The Kenyatta National Hospital. PHOTO | FILEThe Kenyatta National Hospital. PHOTO | FILE
By PAULINE KAIRU

A fetid smell welcomes you to the hospital bed where she lies, curled under the sheets.

Her skin is seemingly clinging firmly onto her bones. She appears to have no flesh on her, especially on the limbs and she is not able to unfold her legs. Her skin, freckled with pinkish yellowish patches, is covered with oozing wounds.

Nine-year-old Eunice Wanjiku, hospitalised at Kenyatta National Hospital (KNH), is fighting what doctors suspect is scleroderma, an autoimmune disease of the connective tissue.

She was admitted to the hospital on Thursday upon the intervention of some concerned residents from her home in Baraniki, Kikuyu.

CHRONIC MALNUTRITION

Dr Muriuki Waweru, who has come on board as part of the online community that is helping raise funds for Wanjiku’s treatment and has been keenly following the matter with her doctors at KNH, told the Nation on Tuesday, “on top of the condition, she is suffering from chronic malnutrition, and had ulcers of the mouth when she was admitted. Her stomach is the size of a fist”.

According to Dr Waweru, a team of doctors at KNH has been working on a treatment regimen for Wanjiku. He said the doctors are working on managing her pain and improving her nutrition. “She is showing signs of recovery but the doctors want to run more test to rule out other conditions.
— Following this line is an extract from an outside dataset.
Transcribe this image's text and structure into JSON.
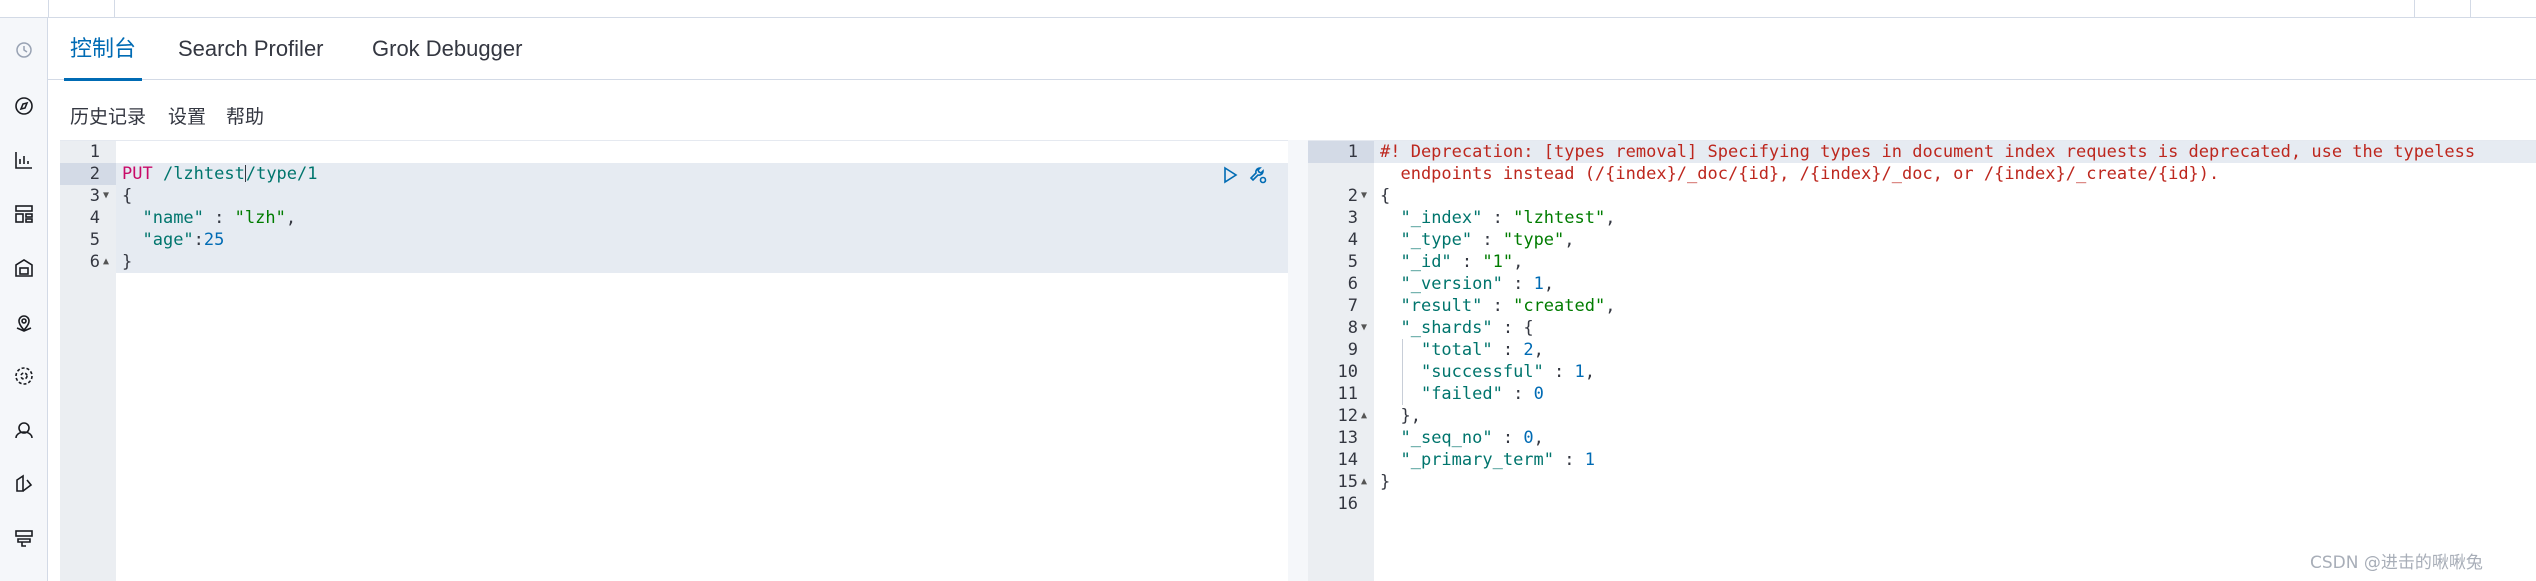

But not all the tests can be done at KNH,” he said.

According to Wanjiku’s mother, Teresia Mukami, her daughter had not eaten anything solid for the last two weeks before being admitted in hospital.

BORN HEALTHY

The mother said her daughter was born healthy but in February 2012 she observed the yellowy hue on her eyes that she had dismissed as an allergic reaction to dust was worsening so she took her to Kijabe hospital.

“They said it was something to do with her liver and it was going to heal on its own with time,” she said.

Ever since, they have been in and out of hospital. “Later on, I was too exhausted and broke to take her back to hospital,” she disclosed.

It was not until Salome Muthoni, a community health worker, came to their aid that she was able to take her daughter to KNH.